» **EXERCISE OBJECTIVE**
Going through the entries, how many lines include the string "діяльності"? Answer only with the number.

» **SUPPLIED MATERIAL**
○ ○ ○ ○ ○ ○ ○

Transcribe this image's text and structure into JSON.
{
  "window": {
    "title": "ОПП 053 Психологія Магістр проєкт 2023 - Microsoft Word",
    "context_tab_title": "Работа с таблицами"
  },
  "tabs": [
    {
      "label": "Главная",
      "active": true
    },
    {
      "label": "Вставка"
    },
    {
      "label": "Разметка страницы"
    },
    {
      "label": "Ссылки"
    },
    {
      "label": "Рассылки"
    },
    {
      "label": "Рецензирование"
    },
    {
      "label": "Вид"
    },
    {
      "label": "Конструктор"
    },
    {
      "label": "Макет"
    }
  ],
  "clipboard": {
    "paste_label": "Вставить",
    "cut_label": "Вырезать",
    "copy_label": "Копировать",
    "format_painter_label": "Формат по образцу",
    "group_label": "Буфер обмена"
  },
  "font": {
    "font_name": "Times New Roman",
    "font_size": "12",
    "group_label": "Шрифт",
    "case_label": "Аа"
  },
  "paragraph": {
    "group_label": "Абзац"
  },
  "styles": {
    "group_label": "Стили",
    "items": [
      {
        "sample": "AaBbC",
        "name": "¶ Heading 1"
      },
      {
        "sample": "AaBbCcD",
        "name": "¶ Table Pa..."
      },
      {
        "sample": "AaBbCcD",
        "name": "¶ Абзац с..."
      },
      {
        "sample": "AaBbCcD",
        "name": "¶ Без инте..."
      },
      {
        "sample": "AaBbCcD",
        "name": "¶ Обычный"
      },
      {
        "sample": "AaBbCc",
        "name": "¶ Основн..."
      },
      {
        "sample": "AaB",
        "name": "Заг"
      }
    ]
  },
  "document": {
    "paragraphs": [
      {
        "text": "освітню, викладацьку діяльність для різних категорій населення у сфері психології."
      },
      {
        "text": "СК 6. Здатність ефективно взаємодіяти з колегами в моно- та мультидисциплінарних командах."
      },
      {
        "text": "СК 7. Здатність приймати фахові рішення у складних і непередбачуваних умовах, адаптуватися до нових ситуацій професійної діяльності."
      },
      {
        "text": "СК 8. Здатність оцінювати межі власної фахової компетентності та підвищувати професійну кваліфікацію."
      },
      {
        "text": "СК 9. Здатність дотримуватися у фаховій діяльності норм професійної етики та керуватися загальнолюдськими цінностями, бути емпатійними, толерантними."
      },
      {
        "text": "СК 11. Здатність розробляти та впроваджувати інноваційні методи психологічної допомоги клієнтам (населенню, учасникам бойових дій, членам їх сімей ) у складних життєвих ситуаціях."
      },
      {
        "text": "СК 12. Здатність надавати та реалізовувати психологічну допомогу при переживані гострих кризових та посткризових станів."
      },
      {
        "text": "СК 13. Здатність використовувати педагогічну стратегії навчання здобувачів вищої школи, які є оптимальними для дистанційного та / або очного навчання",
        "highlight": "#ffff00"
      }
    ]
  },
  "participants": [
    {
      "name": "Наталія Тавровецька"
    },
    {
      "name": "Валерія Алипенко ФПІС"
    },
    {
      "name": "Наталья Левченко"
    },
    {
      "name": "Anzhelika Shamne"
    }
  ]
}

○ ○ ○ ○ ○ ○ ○

» **YOUR RESPONSE**
2